How can a currency trader profit from diverging monetary policies of the major world economies? The United States Federal Reserve finally ended its stimulus program and is expected in the near future to raise interest rates. As noted in Reuters stocks were a bit lower following publication of the Fed minutes.

Stocks were down slightly Wednesday afternoon following minutes from the most recent Federal Reserve meeting as investors weighed expectations of when U.S. interest rates may rise.

Minutes of the U.S. central bank’s Oct. 28-29 meeting, where policymakers decided to finally end their bond-buying stimulus, indicated a debate among policymakers over the outlook for inflation and the economy.

Following the release of the minutes, U.S. short-term interest-rate futures traders were still betting on a first Fed rate hike by September next year.

The point is that raising interest rates may bring stocks down a bit as paying interest on loans a cost of doing business. However, raising interest rates in the USA will drive up the value of the US dollar in relation to other currencies. Not all nations are raising interest rates. In fact, with recession in Japan and another recession threatening in Europe it can be expected that rates will fall in both economies. So, how can a Forex trader profit from diverging monetary policies?

There Is Already Movement

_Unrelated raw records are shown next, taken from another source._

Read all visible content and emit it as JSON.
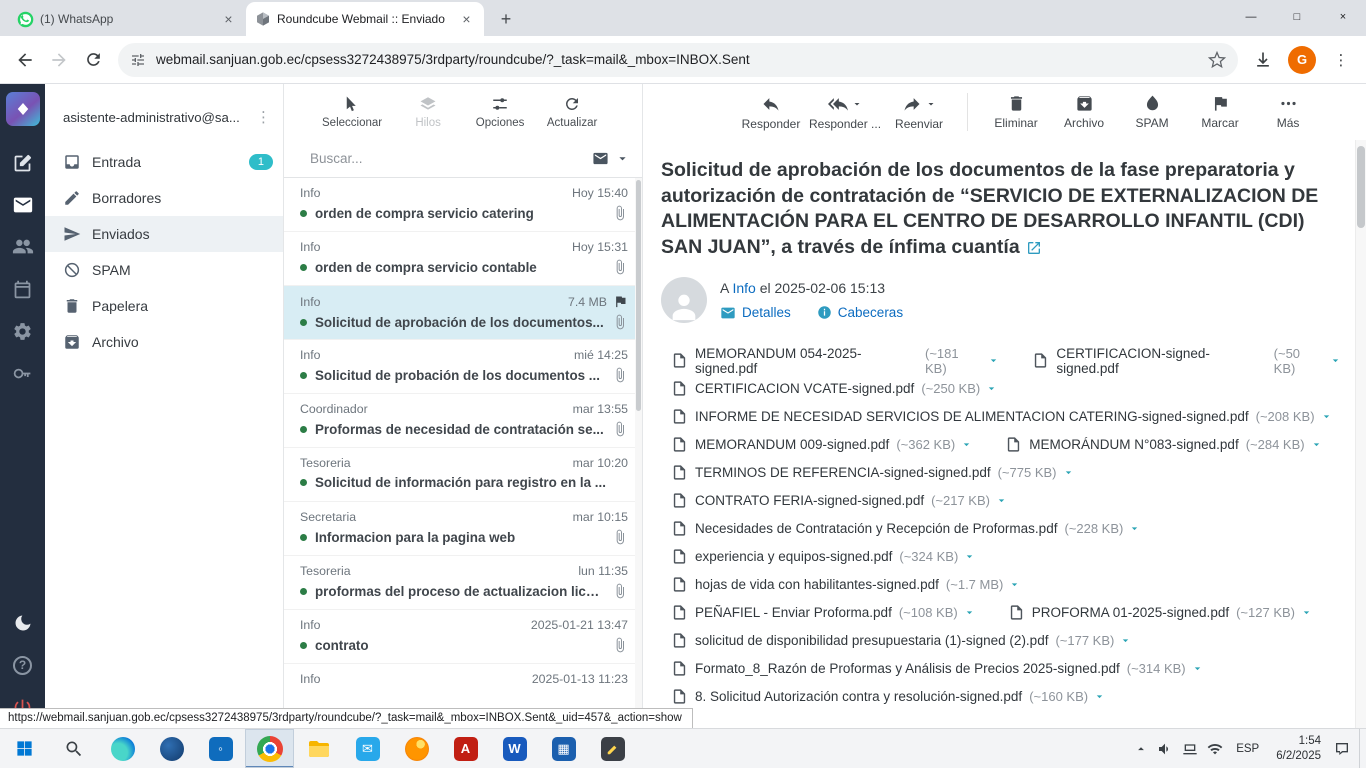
{
  "browser": {
    "tab1": "(1) WhatsApp",
    "tab2": "Roundcube Webmail :: Enviado",
    "url": "webmail.sanjuan.gob.ec/cpsess3272438975/3rdparty/roundcube/?_task=mail&_mbox=INBOX.Sent",
    "profile_initial": "G"
  },
  "status_url": "https://webmail.sanjuan.gob.ec/cpsess3272438975/3rdparty/roundcube/?_task=mail&_mbox=INBOX.Sent&_uid=457&_action=show",
  "icons": {
    "close": "×",
    "new_tab": "+",
    "kebab": "⋮",
    "minimize": "—",
    "maximize": "□",
    "help": "?"
  },
  "sidebar": {
    "account": "asistente-administrativo@sa...",
    "folders": [
      {
        "label": "Entrada",
        "badge": "1"
      },
      {
        "label": "Borradores"
      },
      {
        "label": "Enviados"
      },
      {
        "label": "SPAM"
      },
      {
        "label": "Papelera"
      },
      {
        "label": "Archivo"
      }
    ]
  },
  "list": {
    "toolbar": {
      "select": "Seleccionar",
      "threads": "Hilos",
      "options": "Opciones",
      "refresh": "Actualizar"
    },
    "search_placeholder": "Buscar...",
    "messages": [
      {
        "from": "Info",
        "date": "Hoy 15:40",
        "subject": "orden de compra servicio catering"
      },
      {
        "from": "Info",
        "date": "Hoy 15:31",
        "subject": "orden de compra servicio contable"
      },
      {
        "from": "Info",
        "date": "7.4 MB",
        "subject": "Solicitud de aprobación de los documentos..."
      },
      {
        "from": "Info",
        "date": "mié 14:25",
        "subject": "Solicitud de probación de los documentos ..."
      },
      {
        "from": "Coordinador",
        "date": "mar 13:55",
        "subject": "Proformas de necesidad de contratación se..."
      },
      {
        "from": "Tesoreria",
        "date": "mar 10:20",
        "subject": "Solicitud de información para registro en la ..."
      },
      {
        "from": "Secretaria",
        "date": "mar 10:15",
        "subject": "Informacion para la pagina web"
      },
      {
        "from": "Tesoreria",
        "date": "lun 11:35",
        "subject": "proformas del proceso de actualizacion lice..."
      },
      {
        "from": "Info",
        "date": "2025-01-21 13:47",
        "subject": "contrato"
      },
      {
        "from": "Info",
        "date": "2025-01-13 11:23",
        "subject": ""
      }
    ]
  },
  "view": {
    "toolbar": {
      "reply": "Responder",
      "reply_all": "Responder ...",
      "forward": "Reenviar",
      "delete": "Eliminar",
      "archive": "Archivo",
      "spam": "SPAM",
      "mark": "Marcar",
      "more": "Más"
    },
    "subject": "Solicitud de aprobación de los documentos de la fase preparatoria y autorización de contratación de “SERVICIO DE EXTERNALIZACION DE ALIMENTACIÓN PARA EL CENTRO DE DESARROLLO INFANTIL (CDI) SAN JUAN”, a través de ínfima cuantía",
    "to_prefix": "A",
    "to_name": "Info",
    "date_text": "el 2025-02-06 15:13",
    "details": "Detalles",
    "headers": "Cabeceras",
    "attachments": [
      {
        "name": "MEMORANDUM 054-2025-signed.pdf",
        "size": "(~181 KB)"
      },
      {
        "name": "CERTIFICACION-signed-signed.pdf",
        "size": "(~50 KB)"
      },
      {
        "name": "CERTIFICACION VCATE-signed.pdf",
        "size": "(~250 KB)"
      },
      {
        "name": "INFORME DE NECESIDAD SERVICIOS DE ALIMENTACION CATERING-signed-signed.pdf",
        "size": "(~208 KB)"
      },
      {
        "name": "MEMORANDUM 009-signed.pdf",
        "size": "(~362 KB)"
      },
      {
        "name": "MEMORÁNDUM N°083-signed.pdf",
        "size": "(~284 KB)"
      },
      {
        "name": "TERMINOS DE REFERENCIA-signed-signed.pdf",
        "size": "(~775 KB)"
      },
      {
        "name": "CONTRATO FERIA-signed-signed.pdf",
        "size": "(~217 KB)"
      },
      {
        "name": "Necesidades de Contratación y Recepción de Proformas.pdf",
        "size": "(~228 KB)"
      },
      {
        "name": "experiencia y equipos-signed.pdf",
        "size": "(~324 KB)"
      },
      {
        "name": "hojas de vida con habilitantes-signed.pdf",
        "size": "(~1.7 MB)"
      },
      {
        "name": "PEÑAFIEL - Enviar Proforma.pdf",
        "size": "(~108 KB)"
      },
      {
        "name": "PROFORMA 01-2025-signed.pdf",
        "size": "(~127 KB)"
      },
      {
        "name": "solicitud de disponibilidad presupuestaria (1)-signed (2).pdf",
        "size": "(~177 KB)"
      },
      {
        "name": "Formato_8_Razón de Proformas y Análisis de Precios 2025-signed.pdf",
        "size": "(~314 KB)"
      },
      {
        "name": "8. Solicitud Autorización contra y resolución-signed.pdf",
        "size": "(~160 KB)"
      }
    ]
  },
  "taskbar": {
    "lang": "ESP",
    "time": "1:54",
    "date": "6/2/2025"
  },
  "colors": {
    "accent_teal": "#2fbdc9",
    "link_blue": "#0c6cc0",
    "selected_message_bg": "#d8edf4",
    "unread_dot": "#2c7d46",
    "badge_bg": "#2fbdc9",
    "rail_bg": "#232e3f",
    "profile_avatar": "#ef6c00"
  }
}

The Federal Reserve and other central banks are in divergence mode and for good reasons. The EU and Japan are in or flirting with recession and the USA is moving further out of economic troubles. The US Federal Reserve is expected to raise interest rates to hold back inflation while Japan and Europe may be forced to open credit even farther with lower rates.

The dollar hit a seven-year high against the yen on Wednesday ahead of Federal Reserve minutes that could shed more light on the divergence in monetary policy between the U.S. central bank and its major global peers.

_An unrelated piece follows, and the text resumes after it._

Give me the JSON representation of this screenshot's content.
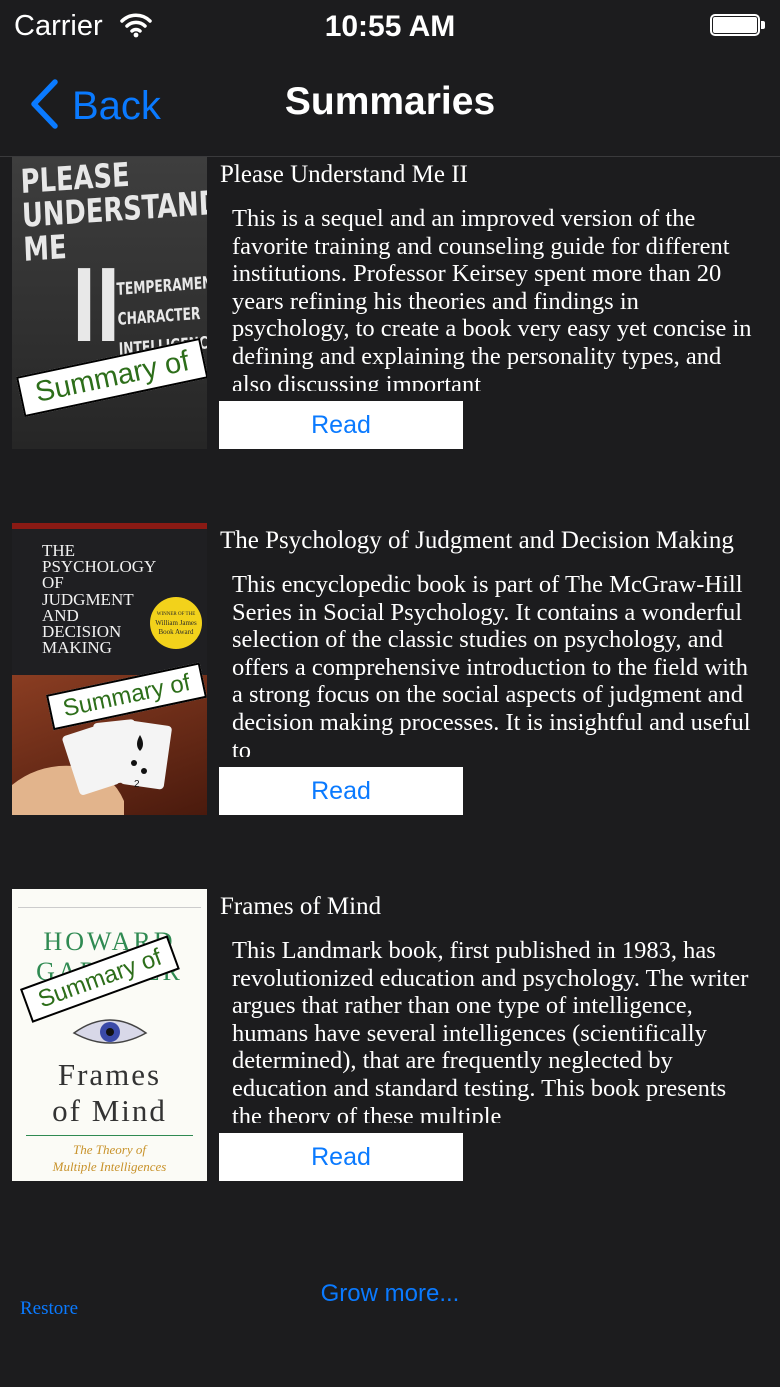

The yen was on the defensive, falling to a six-year trough against the euro, after Japanese Prime Minister Shinzo Abe postponed a sales tax hike in a move seen as supportive for stock markets but negative for the Japanese currency.

The dollar rose as high as 117.65 yen, its highest level since October 2007, and was last trading at 117.55 yen, up 0.6 percent on the day. The euro was up 0.7 percent at 147.515 yen, its highest since late 2008.

The effects of diverging monetary policies are already being felt. Although the Fed merely ceased buying bonds this last month they are likely soon to start inching up borrowing rates which will in turn drive up the dollar. How to profit from diverging monetary policies may well be to buy dollars and short both Yen and Euros now, before rates actually do go up.

Capital Flow into the USA

As Europe, Japan and China lower interest rates the dollar will go up. Besides simply buying dollars to profit from this rise one can also invest in the USA and US markets prior to the real rally of the dollar. Seeking Alpha has an insightful article about the dollar bull market and global equities.

US has emerged from the great financial crisis in better shape than its developed counterparts and the dollar is set for major bull run.

Evidence shows strong correlation between dollar rallies and outperformance of global equities.

European Healthcare and Pharma sector is one of the best ways to play the theme, given their dollar earnings and stand to benefit when Euro weakens.

After being in the back seat for much of the 2000s, the US dollar is back in action and at multi-year highs against the euro and yen. Improving US economy would push the dollar higher as the Federal Reserve (Fed) looks poised to raise interest rates in 2015. The recent policy divergence of lower rates in eurozone, Japan and China, would lead to more capital allocated to the US markets. Moreover the rising US energy independence would reduce oil imports and shrink global supply of dollars (from lower current account deficits).

There may be several ways to profit from diverging monetary policies. The best way to start is to realize that a stronger dollar is coming and that lots of other currencies and things denominated in those currencies will seem cheap. And, a strong dollar will attract capital and further stimulate the US economy and cause the Fed to further raise interst rates, etc. etc.